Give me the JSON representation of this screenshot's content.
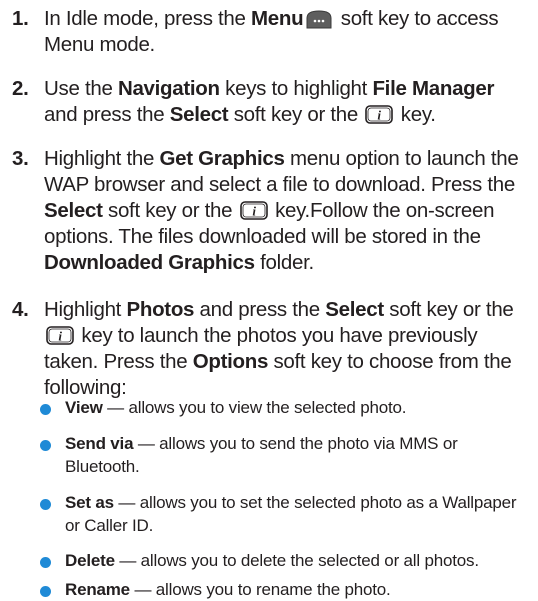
{
  "steps": [
    {
      "num": "1.",
      "p1": "In Idle mode, press the ",
      "b1": "Menu",
      "p2": " soft key to access Menu mode."
    },
    {
      "num": "2.",
      "p1": "Use the ",
      "b1": "Navigation",
      "p2": " keys to highlight ",
      "b2": "File Manager",
      "p3": " and press the ",
      "b3": "Select",
      "p4": " soft key or the ",
      "p5": " key."
    },
    {
      "num": "3.",
      "p1": "Highlight the ",
      "b1": "Get Graphics",
      "p2": " menu option to launch the WAP browser and select a file to download. Press the ",
      "b2": "Select",
      "p3": " soft key or the ",
      "p4": " key.Follow the on-screen options. The files downloaded will be stored in the ",
      "b3": "Downloaded Graphics",
      "p5": " folder."
    },
    {
      "num": "4.",
      "p1": "Highlight ",
      "b1": "Photos",
      "p2": " and press the ",
      "b2": "Select",
      "p3": " soft key or the ",
      "p4": " key to launch the photos you have previously taken. Press the ",
      "b3": "Options",
      "p5": " soft key to choose from the following:"
    }
  ],
  "options": [
    {
      "term": "View",
      "desc": " — allows you to view the selected photo."
    },
    {
      "term": "Send via",
      "desc": " — allows you to send the photo via MMS or Bluetooth."
    },
    {
      "term": "Set as",
      "desc": " — allows you to set the selected photo as a Wallpaper or Caller ID."
    },
    {
      "term": "Delete",
      "desc": " — allows you to delete the selected or all photos."
    },
    {
      "term": "Rename",
      "desc": " — allows you to rename the photo."
    }
  ],
  "icons": {
    "menu_key": "menu-softkey-icon",
    "info_key": "i-key-icon",
    "bullet_color": "#1f8ad6"
  }
}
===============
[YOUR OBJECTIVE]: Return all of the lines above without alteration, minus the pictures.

[REPLY]:
Give me the JSON representation of this screenshot's content.
{
  "steps": [
    {
      "num": "1.",
      "p1": "In Idle mode, press the ",
      "b1": "Menu",
      "p2": " soft key to access Menu mode."
    },
    {
      "num": "2.",
      "p1": "Use the ",
      "b1": "Navigation",
      "p2": " keys to highlight ",
      "b2": "File Manager",
      "p3": " and press the ",
      "b3": "Select",
      "p4": " soft key or the ",
      "p5": " key."
    },
    {
      "num": "3.",
      "p1": "Highlight the ",
      "b1": "Get Graphics",
      "p2": " menu option to launch the WAP browser and select a file to download. Press the ",
      "b2": "Select",
      "p3": " soft key or the ",
      "p4": " key.Follow the on-screen options. The files downloaded will be stored in the ",
      "b3": "Downloaded Graphics",
      "p5": " folder."
    },
    {
      "num": "4.",
      "p1": "Highlight ",
      "b1": "Photos",
      "p2": " and press the ",
      "b2": "Select",
      "p3": " soft key or the ",
      "p4": " key to launch the photos you have previously taken. Press the ",
      "b3": "Options",
      "p5": " soft key to choose from the following:"
    }
  ],
  "options": [
    {
      "term": "View",
      "desc": " — allows you to view the selected photo."
    },
    {
      "term": "Send via",
      "desc": " — allows you to send the photo via MMS or Bluetooth."
    },
    {
      "term": "Set as",
      "desc": " — allows you to set the selected photo as a Wallpaper or Caller ID."
    },
    {
      "term": "Delete",
      "desc": " — allows you to delete the selected or all photos."
    },
    {
      "term": "Rename",
      "desc": " — allows you to rename the photo."
    }
  ],
  "icons": {
    "menu_key": "menu-softkey-icon",
    "info_key": "i-key-icon",
    "bullet_color": "#1f8ad6"
  }
}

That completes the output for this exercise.